For such is our mission in life: to impart the eternity and perfection of the Divine to a temporal world, and to do so not by annihilating or overwhelming the world’s temporality and diversity, but by illuminating its every state and condition—from “evening” to “morning”—with the divine light.
The Lubavitcher Rebbe
So, too, is it our task to keep the everlasting flame alive. Just as we rekindle, rededicate ourselves to our ancestral legacy on Chanukah when we celebrate the miracle of oil, so, too, shall we seek out the pure olive oil of the Land of Israel to “kindle the lamps continuously… as an everlasting statute for their generations, from the children of Israel.” For it is that same connection to the heart of our hearts - in Jerusalem, in the land of our ancestors - that passes from generation to generation and inspires us to dress the part, on Purim and all year round.
FOOD FOR THOUGHT:
- Which type of leader are you most inclined to follow?
- How does the outward appearance through physical attire influence your appreciation of their role as a leader?
- What values do you feel the way you dress portrays to others?
- When do you choose to wear outward symbols of being Jewish, like a kippah or a Star of David necklace?
- Do you ever feel like you don’t want other people to know you are Jewish?
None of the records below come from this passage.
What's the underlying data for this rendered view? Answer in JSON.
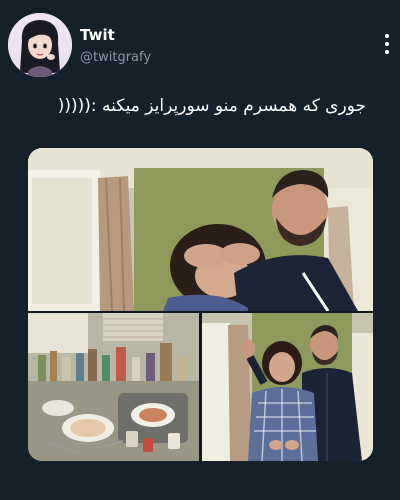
{
  "author": {
    "display_name": "Twit",
    "handle": "@twitgrafy",
    "avatar_icon": "cartoon-girl-avatar-icon"
  },
  "tweet": {
    "text": "جوری که همسرم منو سورپرایز میکنه :((((("
  },
  "media": {
    "photos": [
      {
        "description_icon": "man-covering-woman-eyes-photo"
      },
      {
        "description_icon": "messy-dishes-sink-photo"
      },
      {
        "description_icon": "man-and-woman-in-kitchen-photo"
      }
    ]
  },
  "colors": {
    "background": "#15202b",
    "text_primary": "#ffffff",
    "text_secondary": "#8b98a5"
  }
}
Why not?
- How do you interpret the meaning of the ”everlasting flame” that we are obligated to carry on from generation to generation?
- How do you feel we can use our collective purpose as the nation of Israel to overcome our differences?
- What is your favorite olive oil of Israel?